But left to his own devices, and with the help of Lola's neighbour Norm, and his granddaughter Allie, he learns about some simple things in life like fishing, cricket, and climbing trees, not to mention family. And when Lola entrusts Stephen with a special secret, he realises that she has become more than an old aunt, she's now a friend. Readers aged 7-11 years will enjoy this book.

9. 'Flora & Ulysses: The Illuminated Adventures' by Kate DiCamillo and illustrated by K.G. Campbell (Candlewick Press)

This brilliant novel is the second book which has won Kate DiCamillo the Newbery Medal, having also won in 2004 for 'The Tale of Despereaux'.

It is an hilarious and unlikely story. It begins with an overactive super vacuum cleaner and a tragic accident that involves Mrs Tickman and a squirrel that never saw the vacuum cleaner coming.  Flora tried to warn her but ... too late!
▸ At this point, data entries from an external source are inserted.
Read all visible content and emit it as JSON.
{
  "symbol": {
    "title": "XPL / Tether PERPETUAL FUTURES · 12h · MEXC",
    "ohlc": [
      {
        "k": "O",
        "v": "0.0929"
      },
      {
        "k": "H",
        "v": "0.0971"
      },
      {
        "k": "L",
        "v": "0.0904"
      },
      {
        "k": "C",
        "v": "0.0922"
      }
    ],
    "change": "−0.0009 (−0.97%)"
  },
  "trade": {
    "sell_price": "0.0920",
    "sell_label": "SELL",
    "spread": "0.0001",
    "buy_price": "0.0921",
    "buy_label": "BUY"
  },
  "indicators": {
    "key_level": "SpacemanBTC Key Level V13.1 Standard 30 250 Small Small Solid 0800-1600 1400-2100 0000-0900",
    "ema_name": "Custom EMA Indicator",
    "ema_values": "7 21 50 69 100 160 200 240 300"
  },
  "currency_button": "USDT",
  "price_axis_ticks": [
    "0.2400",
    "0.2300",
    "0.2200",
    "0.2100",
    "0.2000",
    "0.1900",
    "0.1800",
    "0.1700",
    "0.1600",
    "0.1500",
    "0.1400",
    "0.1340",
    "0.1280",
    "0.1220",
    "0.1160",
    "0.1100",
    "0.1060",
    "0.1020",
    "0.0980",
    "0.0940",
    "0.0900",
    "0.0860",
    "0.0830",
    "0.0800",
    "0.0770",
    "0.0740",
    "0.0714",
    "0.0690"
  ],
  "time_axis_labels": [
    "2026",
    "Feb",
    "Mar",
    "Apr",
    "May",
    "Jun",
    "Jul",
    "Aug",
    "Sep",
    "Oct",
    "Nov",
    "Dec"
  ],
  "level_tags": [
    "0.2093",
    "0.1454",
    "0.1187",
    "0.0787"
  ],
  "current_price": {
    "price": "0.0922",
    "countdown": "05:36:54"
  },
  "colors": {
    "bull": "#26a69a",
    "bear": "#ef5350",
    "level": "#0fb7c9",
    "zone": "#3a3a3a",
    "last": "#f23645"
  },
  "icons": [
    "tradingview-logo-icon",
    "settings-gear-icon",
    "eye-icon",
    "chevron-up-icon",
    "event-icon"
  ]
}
However, Ulysses (the flying 'super hero' squirrel) has not been killed '...but rather is been born anew, with powers of strength, flight, and misspelled poetry..'. Flora too is changed and is about to discover many things about herself. Ulysses joins forces with Flora to deal with her mother.

The 233-page book is a mix of text, full-page fine illustrations and graphic (comic-like) pages, all in black and white. The illustrations of K.G. Campbell are delightful and are a great complement to the story. The book will enchant and engage the most reluctant of 7-12 year old readers.

10. 'My Life as an Alphabet' by Barry Jonsberg

Barry Jonsberg has written a number of very successful books for adolescents and in this case tween readers. This very funny book is no exception. This first person narrative is in a journal/diary form with a twist (the alphabet) and will engage readers 10-13 years. Twelve-year-old Candice Phee manages to amuse those around her despite the bizarre mix-ups and the confusion she creates. In the words of Candice:

This isn't just about me. It's also about the other people in my life - my mother, my father, my dead sister Sky, my penpal Denille, Rich Uncle Brian, Earth-Pig Fish and Douglas Benson From Another Dimension. These are people [with the exception of Earth-Pig Fish, who is a fish] who have shaped me, made me what I am. I cannot recount my life without recounting elements of theirs. This is a big task, but I am confident I am up to it.

Candice takes her through the alphabetical A-Z experiences of her life:
A is for assignment - A recount on her life, how could that go wrong?
B is for birth - "I wasn't there at my birth", well not "as a reliable witness", so what was it like?
C is for chaos - "Classrooms are battlegrounds."
And so on. Each chapter is a recount by Candice of some part of her life, and each is very funny. Barry Jonsberg does a wonderful job communicating an authentic voice for this slightly crazy (well at least quirky) twelve-year-old girl. Ten to twelve year old Girls (and boys) will love this book. It has been shortlisted for the Australian Children's Book Council Awards 2014.


Sue Bursztynski said...

I see you have some of this year's shortlist books there. I've read My Life As An Alphabet, which s indeed delightful(I think it may also be a YABBA book this year, can't remember). Not the others on this page yet. So many books, so little time! I'm getting my book clubbers to read the CBCA shortlist and vote in the YABBAs.

Trevor Cairney said...

Thanks Sue, lovely to hear from you. We all need to support YABBA! I also agree, "so little time" to read all the great books.